'''
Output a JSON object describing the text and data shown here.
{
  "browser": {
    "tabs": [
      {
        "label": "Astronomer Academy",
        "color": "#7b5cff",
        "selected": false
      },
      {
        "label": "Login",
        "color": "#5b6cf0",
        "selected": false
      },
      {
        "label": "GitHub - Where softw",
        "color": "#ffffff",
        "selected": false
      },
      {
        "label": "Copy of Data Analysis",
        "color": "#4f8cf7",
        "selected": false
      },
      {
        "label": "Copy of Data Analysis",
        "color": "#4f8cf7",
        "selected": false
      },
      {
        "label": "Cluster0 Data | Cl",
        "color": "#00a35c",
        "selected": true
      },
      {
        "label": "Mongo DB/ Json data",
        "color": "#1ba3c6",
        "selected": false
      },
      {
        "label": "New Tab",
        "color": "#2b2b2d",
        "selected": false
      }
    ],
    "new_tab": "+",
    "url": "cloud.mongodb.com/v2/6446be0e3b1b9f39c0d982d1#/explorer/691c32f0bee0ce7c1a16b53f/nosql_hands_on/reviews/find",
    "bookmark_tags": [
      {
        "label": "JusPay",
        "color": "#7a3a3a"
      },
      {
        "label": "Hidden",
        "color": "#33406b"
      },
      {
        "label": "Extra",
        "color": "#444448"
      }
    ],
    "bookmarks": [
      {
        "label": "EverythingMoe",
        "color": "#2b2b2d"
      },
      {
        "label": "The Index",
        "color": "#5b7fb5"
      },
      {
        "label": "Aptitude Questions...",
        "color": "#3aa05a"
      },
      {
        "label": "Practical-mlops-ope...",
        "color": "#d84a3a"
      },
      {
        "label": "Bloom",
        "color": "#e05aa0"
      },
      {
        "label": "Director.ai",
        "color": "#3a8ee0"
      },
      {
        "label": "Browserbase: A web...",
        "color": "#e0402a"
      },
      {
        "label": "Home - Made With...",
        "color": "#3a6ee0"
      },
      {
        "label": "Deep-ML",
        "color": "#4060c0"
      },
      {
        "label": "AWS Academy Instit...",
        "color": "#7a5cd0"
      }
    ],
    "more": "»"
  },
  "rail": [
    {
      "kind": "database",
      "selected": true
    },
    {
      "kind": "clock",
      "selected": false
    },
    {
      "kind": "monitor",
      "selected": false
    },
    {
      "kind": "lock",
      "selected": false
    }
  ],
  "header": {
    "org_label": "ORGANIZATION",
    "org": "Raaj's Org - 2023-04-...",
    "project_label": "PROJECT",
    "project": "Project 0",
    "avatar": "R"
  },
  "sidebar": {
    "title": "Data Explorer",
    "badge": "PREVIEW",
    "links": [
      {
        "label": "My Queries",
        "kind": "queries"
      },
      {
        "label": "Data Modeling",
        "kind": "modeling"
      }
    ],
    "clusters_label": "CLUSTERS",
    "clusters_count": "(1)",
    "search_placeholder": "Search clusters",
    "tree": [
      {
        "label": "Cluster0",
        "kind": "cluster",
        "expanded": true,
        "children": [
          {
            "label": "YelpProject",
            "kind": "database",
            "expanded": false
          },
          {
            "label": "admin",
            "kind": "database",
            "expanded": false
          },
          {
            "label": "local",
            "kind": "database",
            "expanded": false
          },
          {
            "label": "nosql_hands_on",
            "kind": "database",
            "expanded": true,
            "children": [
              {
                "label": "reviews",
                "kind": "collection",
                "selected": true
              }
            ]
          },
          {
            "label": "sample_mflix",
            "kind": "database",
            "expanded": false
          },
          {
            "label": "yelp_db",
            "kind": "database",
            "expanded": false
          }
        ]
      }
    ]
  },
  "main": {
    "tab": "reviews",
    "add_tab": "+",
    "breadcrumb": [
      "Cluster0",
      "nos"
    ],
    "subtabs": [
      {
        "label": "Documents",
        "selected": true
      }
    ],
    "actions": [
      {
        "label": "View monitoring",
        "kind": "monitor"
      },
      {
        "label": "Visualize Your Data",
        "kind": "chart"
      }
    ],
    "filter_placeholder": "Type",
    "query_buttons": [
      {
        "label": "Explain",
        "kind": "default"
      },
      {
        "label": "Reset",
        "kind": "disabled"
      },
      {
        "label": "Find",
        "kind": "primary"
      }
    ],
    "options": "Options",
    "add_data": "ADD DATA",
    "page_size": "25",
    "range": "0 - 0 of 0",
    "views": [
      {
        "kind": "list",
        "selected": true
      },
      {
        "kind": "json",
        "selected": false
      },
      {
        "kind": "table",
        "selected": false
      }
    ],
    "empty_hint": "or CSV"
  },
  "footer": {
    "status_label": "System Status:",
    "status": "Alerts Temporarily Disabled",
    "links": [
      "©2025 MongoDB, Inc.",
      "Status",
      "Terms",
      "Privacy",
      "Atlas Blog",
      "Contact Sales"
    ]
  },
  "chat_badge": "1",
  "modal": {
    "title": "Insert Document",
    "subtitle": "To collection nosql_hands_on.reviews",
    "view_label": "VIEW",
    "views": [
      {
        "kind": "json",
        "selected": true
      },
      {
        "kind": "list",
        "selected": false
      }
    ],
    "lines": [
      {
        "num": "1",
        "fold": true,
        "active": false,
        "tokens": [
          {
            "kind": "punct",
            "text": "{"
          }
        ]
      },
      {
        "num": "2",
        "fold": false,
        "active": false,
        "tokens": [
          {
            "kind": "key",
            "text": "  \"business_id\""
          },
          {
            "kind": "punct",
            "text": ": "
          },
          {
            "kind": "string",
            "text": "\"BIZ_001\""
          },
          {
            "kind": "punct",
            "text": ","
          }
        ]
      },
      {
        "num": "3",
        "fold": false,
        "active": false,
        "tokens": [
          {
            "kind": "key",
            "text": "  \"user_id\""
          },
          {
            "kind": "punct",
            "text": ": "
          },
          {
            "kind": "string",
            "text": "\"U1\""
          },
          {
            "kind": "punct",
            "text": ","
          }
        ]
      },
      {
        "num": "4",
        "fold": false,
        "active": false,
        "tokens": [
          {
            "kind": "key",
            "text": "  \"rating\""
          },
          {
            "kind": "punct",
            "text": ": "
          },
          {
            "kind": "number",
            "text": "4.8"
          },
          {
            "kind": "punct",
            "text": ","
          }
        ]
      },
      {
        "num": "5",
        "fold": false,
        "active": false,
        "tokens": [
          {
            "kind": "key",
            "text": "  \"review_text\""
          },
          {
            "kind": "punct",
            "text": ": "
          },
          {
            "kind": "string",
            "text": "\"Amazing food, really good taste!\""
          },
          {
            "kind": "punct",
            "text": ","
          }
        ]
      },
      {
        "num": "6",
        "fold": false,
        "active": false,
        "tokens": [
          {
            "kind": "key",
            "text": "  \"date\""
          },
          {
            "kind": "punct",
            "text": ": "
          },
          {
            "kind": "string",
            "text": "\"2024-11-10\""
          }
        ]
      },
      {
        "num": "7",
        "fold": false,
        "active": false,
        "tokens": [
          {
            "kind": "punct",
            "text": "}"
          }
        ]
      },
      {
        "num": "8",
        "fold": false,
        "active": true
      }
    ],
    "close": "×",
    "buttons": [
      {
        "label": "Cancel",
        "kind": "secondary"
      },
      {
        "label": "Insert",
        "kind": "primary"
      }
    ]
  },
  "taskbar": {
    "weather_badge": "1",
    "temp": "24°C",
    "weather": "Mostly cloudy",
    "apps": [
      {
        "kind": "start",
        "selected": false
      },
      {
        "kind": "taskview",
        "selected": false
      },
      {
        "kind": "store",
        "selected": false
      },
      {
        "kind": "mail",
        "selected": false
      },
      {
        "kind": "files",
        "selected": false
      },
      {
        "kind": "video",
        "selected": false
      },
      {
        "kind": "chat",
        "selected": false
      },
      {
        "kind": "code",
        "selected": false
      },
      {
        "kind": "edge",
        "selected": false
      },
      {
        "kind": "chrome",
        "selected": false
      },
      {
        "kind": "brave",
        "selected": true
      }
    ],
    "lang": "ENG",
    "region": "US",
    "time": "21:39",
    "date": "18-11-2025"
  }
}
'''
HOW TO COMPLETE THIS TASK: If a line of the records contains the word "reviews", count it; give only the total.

RESULT OF THE TASK: 4